▶ Information supplied:
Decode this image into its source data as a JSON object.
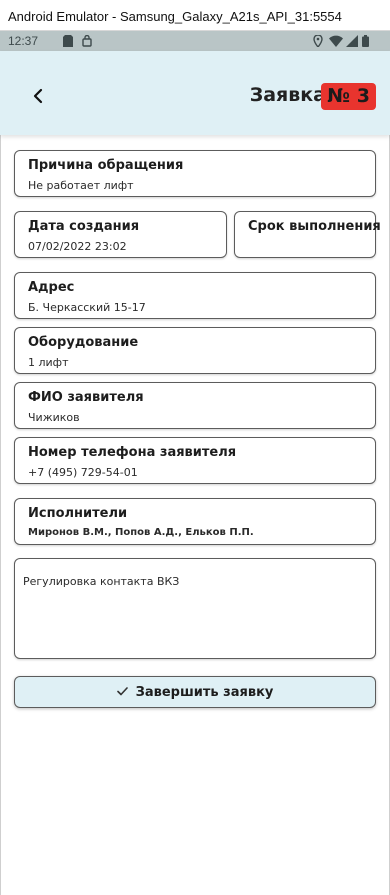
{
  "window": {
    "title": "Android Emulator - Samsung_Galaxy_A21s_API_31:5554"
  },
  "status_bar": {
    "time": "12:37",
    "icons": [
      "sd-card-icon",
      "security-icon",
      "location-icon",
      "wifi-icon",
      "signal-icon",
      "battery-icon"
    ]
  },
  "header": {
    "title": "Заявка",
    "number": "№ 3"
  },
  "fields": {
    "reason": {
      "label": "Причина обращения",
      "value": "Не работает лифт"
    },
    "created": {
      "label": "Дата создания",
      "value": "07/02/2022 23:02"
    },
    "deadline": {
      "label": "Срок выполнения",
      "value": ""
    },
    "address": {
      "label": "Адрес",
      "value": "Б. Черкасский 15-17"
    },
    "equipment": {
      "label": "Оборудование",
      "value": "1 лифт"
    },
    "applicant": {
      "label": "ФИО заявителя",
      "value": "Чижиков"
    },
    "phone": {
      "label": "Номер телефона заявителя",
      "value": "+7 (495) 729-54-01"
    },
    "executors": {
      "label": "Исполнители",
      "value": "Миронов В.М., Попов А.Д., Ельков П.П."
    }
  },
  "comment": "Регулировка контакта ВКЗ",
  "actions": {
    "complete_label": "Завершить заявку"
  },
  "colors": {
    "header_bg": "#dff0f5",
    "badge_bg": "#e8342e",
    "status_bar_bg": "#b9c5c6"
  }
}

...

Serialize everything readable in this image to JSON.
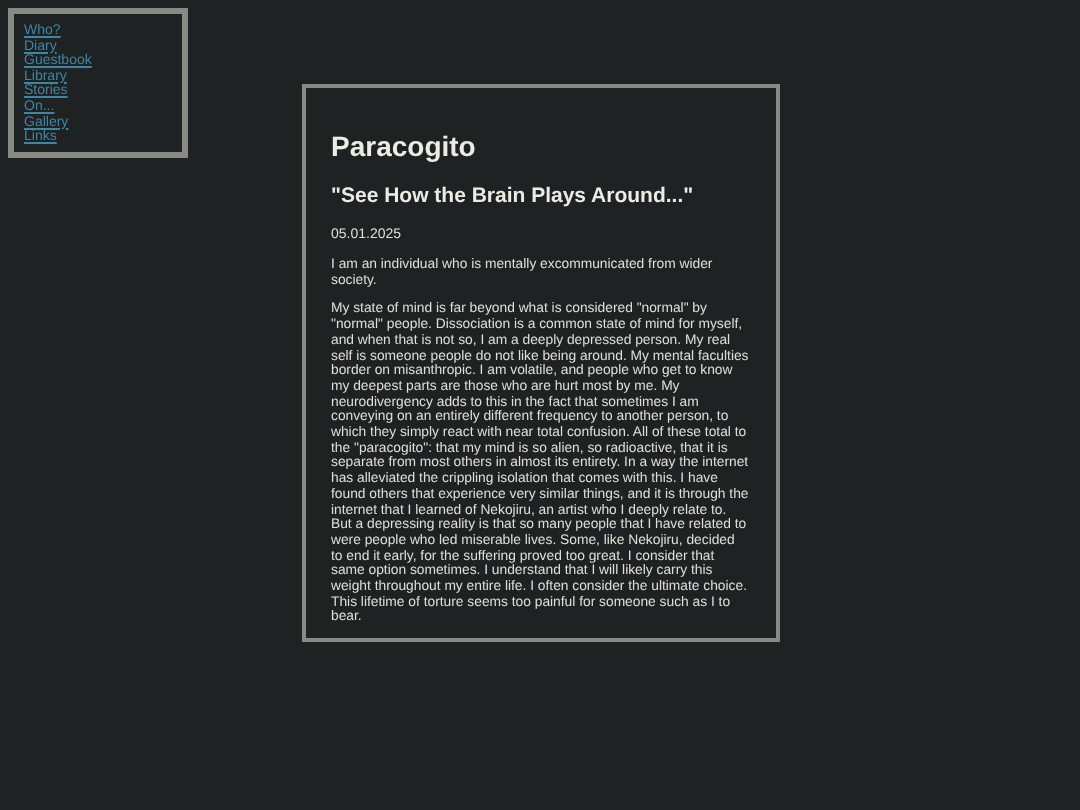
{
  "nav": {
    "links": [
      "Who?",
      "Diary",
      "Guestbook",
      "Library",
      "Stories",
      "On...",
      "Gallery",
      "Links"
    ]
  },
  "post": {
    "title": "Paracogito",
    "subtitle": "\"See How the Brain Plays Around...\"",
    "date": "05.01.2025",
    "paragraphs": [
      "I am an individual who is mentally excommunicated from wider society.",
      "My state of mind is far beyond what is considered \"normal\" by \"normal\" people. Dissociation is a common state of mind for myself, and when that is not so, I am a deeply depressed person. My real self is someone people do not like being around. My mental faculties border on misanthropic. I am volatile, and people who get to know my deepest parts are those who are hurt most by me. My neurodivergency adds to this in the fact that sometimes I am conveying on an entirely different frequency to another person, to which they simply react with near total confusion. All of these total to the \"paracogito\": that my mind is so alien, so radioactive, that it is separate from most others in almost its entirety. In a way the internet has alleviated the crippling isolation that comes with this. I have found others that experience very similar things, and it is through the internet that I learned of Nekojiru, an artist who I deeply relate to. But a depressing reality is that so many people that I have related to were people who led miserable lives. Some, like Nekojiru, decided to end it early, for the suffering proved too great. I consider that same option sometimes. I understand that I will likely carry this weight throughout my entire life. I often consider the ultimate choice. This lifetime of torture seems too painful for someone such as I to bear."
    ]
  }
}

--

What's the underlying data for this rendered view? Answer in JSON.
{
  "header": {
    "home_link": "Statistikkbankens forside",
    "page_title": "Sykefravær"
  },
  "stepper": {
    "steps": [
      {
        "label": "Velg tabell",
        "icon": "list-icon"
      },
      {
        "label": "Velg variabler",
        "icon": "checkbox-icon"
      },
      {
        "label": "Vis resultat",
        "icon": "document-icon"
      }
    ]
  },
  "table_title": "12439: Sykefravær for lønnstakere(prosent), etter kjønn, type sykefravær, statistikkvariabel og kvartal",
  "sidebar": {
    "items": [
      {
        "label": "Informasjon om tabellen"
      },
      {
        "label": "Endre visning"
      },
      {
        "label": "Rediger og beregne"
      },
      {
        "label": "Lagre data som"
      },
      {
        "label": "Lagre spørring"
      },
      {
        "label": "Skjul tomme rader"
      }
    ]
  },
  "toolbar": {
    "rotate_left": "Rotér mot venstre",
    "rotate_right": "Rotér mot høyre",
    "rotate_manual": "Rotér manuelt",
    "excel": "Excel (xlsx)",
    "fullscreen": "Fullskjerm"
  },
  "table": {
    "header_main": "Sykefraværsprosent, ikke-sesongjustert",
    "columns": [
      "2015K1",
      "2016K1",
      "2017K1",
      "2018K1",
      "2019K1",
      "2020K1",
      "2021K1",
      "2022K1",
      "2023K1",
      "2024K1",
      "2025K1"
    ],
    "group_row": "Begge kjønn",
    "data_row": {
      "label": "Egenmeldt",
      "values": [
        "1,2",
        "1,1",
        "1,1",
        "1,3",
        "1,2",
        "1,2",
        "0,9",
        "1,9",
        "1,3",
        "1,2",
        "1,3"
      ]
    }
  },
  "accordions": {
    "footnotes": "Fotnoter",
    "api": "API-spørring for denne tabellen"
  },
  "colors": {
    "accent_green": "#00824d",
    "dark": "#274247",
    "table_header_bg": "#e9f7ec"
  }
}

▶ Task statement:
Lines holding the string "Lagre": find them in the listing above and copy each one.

▶ Answer to this exercise:
        "label": "Lagre data som"
        "label": "Lagre spørring"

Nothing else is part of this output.